Graham’s Foundation is based in Perrysburg, Ohio, but they serve parents all across the United States.  They have even sent care packages internationally as well.  Since their founding in 2009, they have sent almost 1300 care packages to 428 NICUs.

There are ways you can help!  The organization keeps an updated list of opportunities on the “Support Our Mission” page of their website.  Some ways you can help are:

  • Donate your Pampers Gifts To Grow Points to Graham’s Foundation
  • Donate products such as hand sanitizer, blankets, preemie hats, snacks, single use cameras and more for the care packages.
  • Become a NICU ambassador to help connect Graham’s Foundation with a NICU in your area.  You can learn more about the ambassador program here.
  • Make a monetary donation through the Graham’s Foundation website.

Graham’s Foundation is not just about providing support, it is also about awareness of micro-preemies.  They provided me with some facts to share with you about premature babies.
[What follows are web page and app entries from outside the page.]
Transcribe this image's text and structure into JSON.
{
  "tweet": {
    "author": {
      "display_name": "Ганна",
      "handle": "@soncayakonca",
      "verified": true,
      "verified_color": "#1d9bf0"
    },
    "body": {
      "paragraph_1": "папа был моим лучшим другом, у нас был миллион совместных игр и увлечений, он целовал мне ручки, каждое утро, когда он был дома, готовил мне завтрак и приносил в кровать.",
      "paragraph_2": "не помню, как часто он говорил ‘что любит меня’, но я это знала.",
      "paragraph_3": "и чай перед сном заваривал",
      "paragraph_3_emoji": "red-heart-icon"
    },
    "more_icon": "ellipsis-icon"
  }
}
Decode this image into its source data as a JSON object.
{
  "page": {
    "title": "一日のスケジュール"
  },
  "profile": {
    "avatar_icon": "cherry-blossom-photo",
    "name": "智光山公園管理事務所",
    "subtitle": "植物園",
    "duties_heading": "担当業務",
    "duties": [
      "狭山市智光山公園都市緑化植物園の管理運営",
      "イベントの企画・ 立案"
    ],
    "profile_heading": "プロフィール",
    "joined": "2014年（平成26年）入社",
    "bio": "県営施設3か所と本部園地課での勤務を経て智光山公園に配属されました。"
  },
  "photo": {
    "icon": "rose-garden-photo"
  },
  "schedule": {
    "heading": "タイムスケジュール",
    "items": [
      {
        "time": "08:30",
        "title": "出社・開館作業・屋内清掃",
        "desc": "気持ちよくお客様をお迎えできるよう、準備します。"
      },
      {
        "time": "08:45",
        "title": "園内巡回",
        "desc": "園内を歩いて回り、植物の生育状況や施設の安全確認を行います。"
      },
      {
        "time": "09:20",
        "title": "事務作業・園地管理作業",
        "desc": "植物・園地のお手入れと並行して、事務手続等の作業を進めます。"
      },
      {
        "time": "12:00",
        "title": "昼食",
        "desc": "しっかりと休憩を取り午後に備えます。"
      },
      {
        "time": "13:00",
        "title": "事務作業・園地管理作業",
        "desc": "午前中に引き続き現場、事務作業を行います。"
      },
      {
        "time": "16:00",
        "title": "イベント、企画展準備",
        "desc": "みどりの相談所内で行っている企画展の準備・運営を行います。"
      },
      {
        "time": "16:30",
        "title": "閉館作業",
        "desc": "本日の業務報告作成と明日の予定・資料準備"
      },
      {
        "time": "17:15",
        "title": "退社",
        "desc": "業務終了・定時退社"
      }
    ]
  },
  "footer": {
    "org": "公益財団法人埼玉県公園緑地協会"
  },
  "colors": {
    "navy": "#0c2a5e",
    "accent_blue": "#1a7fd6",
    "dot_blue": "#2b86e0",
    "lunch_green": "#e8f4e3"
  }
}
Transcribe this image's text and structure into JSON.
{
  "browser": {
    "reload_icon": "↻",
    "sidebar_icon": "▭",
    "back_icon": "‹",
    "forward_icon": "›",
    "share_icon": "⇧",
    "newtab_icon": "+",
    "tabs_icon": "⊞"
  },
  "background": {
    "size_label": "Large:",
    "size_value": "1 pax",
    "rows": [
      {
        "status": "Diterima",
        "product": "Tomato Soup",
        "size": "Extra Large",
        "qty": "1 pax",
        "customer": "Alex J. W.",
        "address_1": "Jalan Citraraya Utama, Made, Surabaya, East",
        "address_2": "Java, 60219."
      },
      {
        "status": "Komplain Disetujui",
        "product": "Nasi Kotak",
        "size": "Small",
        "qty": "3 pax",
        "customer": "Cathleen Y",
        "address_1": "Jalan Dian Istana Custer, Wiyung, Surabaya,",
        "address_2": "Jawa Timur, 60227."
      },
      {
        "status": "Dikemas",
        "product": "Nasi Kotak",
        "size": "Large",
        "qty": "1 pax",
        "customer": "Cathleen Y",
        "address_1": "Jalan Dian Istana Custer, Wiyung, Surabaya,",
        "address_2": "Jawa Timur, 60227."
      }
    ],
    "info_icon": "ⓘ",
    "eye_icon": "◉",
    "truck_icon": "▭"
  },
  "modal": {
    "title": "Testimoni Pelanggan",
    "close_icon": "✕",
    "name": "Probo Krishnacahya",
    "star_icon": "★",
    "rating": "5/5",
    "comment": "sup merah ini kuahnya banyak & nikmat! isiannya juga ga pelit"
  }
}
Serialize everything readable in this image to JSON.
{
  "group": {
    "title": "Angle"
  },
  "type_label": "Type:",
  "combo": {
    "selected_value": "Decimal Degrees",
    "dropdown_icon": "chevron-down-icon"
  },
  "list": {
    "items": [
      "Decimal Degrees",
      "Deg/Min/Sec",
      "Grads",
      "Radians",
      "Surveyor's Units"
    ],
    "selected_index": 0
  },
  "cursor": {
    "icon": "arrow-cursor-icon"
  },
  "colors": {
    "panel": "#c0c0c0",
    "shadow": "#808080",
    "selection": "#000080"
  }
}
  • Globally, preterm birth accounts for over 9.5% of all births, which means that more than 13 million babies are born too early each year.
  • A micro-preemie is technically defined as any baby born at a birth weight of 1 ¾ pounds or less and before 26 weeks gestation, but this definition has been expanded to include babies weighing less than 3 pounds and delivered at less than 29 weeks gestation.
  • Every day a micro-preemie baby spends inside the womb increases her chances of survival, and every week that goes by pushes the survival percentage even higher.  Survival statistics for micro-preemies can range from 2% to over 80%, depending on gestational age at birth.
  • In the 1970s, fewer than 25% of micro-preemies survived; in the present, almost 90% are able to go home.
  • Very few micro-preemies born at 22 weeks survive, with research reporting rates of between 2% and 15%.  At 23 weeks gestation, reported survival rates fall between 15% and 40%, and at 25 weeks gestation, those rates rise to 55-70%. Survival rates for babies born at 26 to 28 weeks gestation fall between 75% and 85%.
  • Some of the medical intervention used in NICUs to stabilize and sustain micro-preemies includes isolettes, biliblankets, blood pressure and cardiac monitors, endotracheal tubes, IVs, nasal CPAPs and gastric tubes, oxyhoods and oxygen saturation monitors, respiratory monitors, ventilators, synthetic surfactant, temperature probes, and ultrasounds.
  • The majority of micro-preemies will contract at least one infection during their initial hospitalization, with the smallest infants having the highest infection and mortality rates.
  • Many micro-preemies are discharged from the hospital still needing medical monitoring equipment and breathing assistance.
  • Common difficulties that micro-preemies face include breathing problems due to immature lungs, digestive problems, cerebral hemorrhaging, chronic infections, severe anemia, physical handicaps, developmental and neurological delays, underdeveloped feeding reflexes, visual and auditory impairments, and long-term health issues.

You can learn more about Graham’s Foundation on their website, www.grahamsfoundation.org.  You can also connect with them on Facebook, Twitter, and YouTube.

 
1 Comment

Posted by on October 5, 2011 in Nonprofit Organization

 

Tags: , , , ,

 
%d bloggers like this: